■ **Task directions**
Start with the line containing "Convert this screenshot" and write out each line through the end of the listing, exactly as given.

■ **Source data**
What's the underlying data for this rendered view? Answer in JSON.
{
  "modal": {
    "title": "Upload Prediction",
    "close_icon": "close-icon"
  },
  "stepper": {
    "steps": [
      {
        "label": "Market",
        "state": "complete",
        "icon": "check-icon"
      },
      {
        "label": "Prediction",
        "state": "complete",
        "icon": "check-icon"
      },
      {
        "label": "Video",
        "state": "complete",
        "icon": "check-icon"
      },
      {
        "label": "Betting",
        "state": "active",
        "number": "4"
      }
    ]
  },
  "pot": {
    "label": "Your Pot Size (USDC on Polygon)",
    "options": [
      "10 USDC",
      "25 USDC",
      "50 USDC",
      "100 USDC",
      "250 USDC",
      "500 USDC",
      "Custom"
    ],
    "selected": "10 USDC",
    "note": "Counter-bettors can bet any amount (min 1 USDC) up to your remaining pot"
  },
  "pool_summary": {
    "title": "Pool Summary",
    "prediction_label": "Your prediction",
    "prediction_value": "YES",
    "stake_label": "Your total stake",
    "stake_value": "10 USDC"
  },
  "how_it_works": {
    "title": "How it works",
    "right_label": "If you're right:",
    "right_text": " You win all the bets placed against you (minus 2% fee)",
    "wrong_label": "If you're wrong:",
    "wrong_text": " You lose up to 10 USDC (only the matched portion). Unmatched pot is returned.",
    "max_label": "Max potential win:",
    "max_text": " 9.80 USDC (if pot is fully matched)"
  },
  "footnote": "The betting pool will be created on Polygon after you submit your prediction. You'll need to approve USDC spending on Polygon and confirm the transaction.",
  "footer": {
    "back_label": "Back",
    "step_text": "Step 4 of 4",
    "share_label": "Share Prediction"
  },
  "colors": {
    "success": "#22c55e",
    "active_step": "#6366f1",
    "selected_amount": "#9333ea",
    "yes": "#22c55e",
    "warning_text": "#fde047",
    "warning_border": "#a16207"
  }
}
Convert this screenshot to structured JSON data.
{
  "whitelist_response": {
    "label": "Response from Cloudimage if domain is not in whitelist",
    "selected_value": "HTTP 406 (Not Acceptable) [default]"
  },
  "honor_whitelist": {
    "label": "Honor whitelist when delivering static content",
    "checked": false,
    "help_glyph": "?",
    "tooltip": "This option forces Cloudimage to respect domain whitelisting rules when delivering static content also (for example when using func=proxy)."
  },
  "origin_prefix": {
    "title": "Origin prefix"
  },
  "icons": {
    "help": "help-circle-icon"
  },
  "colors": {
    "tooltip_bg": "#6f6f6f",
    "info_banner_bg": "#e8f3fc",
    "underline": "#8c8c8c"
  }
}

■ **Task solution**
Convert this screenshot to structured JSON data.
{
  "whitelist_response": {
    "label": "Response from Cloudimage if domain is not in whitelist",
    "selected_value": "HTTP 406 (Not Acceptable) [default]"
  },
  "honor_whitelist": {
    "label": "Honor whitelist when delivering static content",
    "checked": false,
    "help_glyph": "?",
    "tooltip": "This option forces Cloudimage to respect domain whitelisting rules when delivering static content also (for example when using func=proxy)."
  },
  "origin_prefix": {
    "title": "Origin prefix"
  },
  "icons": {
    "help": "help-circle-icon"
  },
  "colors": {
    "tooltip_bg": "#6f6f6f",
    "info_banner_bg": "#e8f3fc",
    "underline": "#8c8c8c"
  }
}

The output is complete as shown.